Aim to hit the sack before 10:30 most nights and you should be all G. I like to have a bedtime routine. I switch on my salt lamp, place a crystal under my pillow, brush my teeth, do some stretches and hug Mamma T goodnight. I try not to check my phone right before I lie down and keep my bedroom nice and chilly; windows open, no heating on. The more I can snuggle up, the quicker I nod off. I also sleep nude which seems to work wonders for me. I’ll leave that one up to you to have a play with … or not.
I’ve said it before and I’ll say it again … Settle Petal
What else did both those Melbourne trips have in common? Stress! It trumps everything. So where possible I try to keep a calm perspective, practise gratitude and use essential oils and yoga to keep myself afloat. Stress shuts the immune system and digestive system down. You don’t need these things to be firing when you’re running away from a safer-toothed tiger. What Tiger? You may ask. Well, these days it’s not a tiger, it’s a traffic jam or assignment deadline or argument with a family member, but our nervous system doesn’t differentiate … it just knows there’s a threat and prepares us to fight or flee the situation. You don’t need to digest food or fight infection in these desperate moments, so you body dulls down these functions. Not ideal, especially if these stressors remain.

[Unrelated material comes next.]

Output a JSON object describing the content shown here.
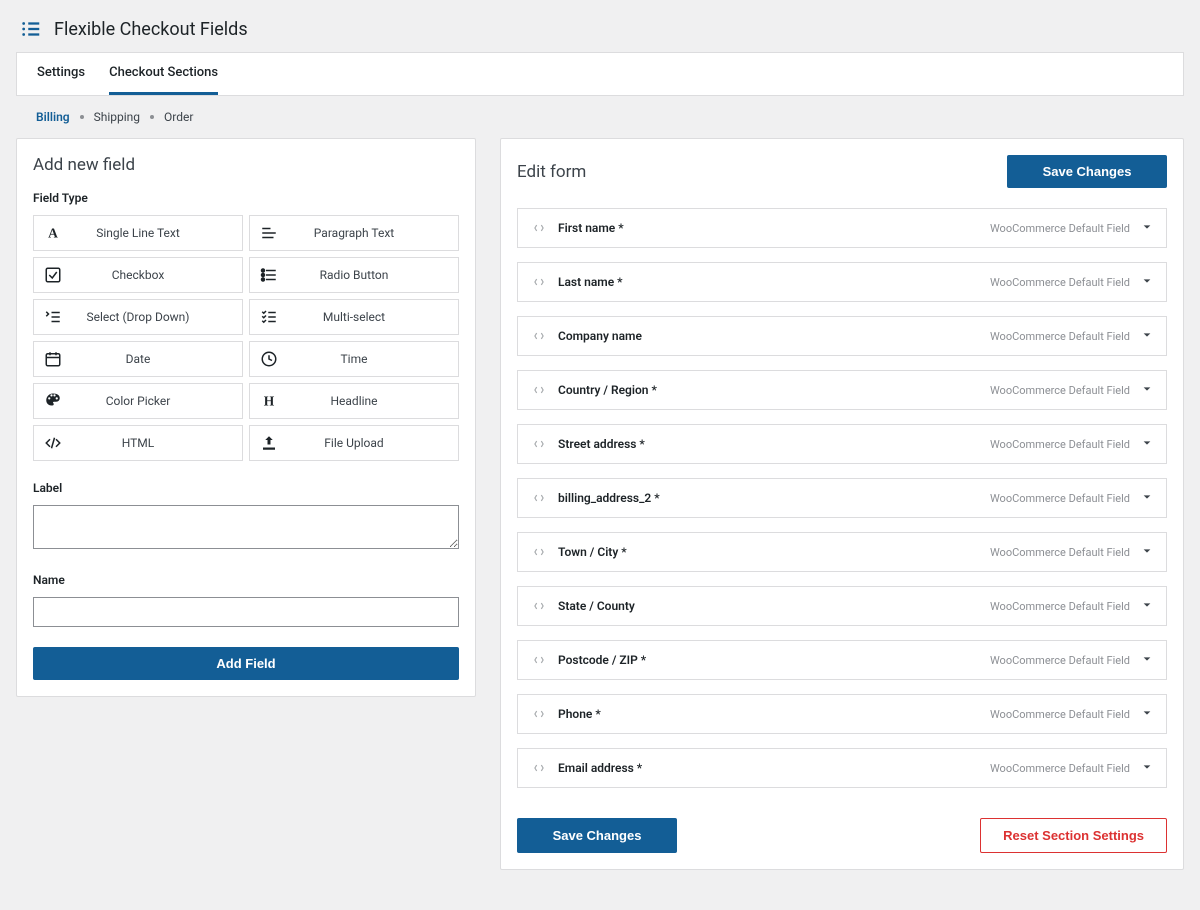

If you can’t do anything about it immediately, write yourself a note and move on to something you can be productive with in the now. For example; If the internet is giving you a hard time, park that job and go chop veggies for dinner or sweep the kitchen floor.
Diffuse some essential oils or make up a spritzer (just a spray bottle with water and a few drops of your fave EO) and regularly spritz your face. Just smelling something calming like ylang ylang or clove bud oil (two of my faves) can change your physiological response. You can purchase immune boosting blends too to kill two birds with one stone.
Take time to stretch and breath. It’s hard to feel frazzled when your muscles are free of kinks and your lungs are full of air.
Keep a gratitude journal. I’ve heard around the place that it’s impossible to feel stressed and blessed at the same time. This sounds pretty spot on – give it a whirl.
So there you have it, some Action Steps for you to stay fighting fit this Winter. No real added expenses necessary – unless you decide to pay for that gym membership after all (which of course, is totally optional).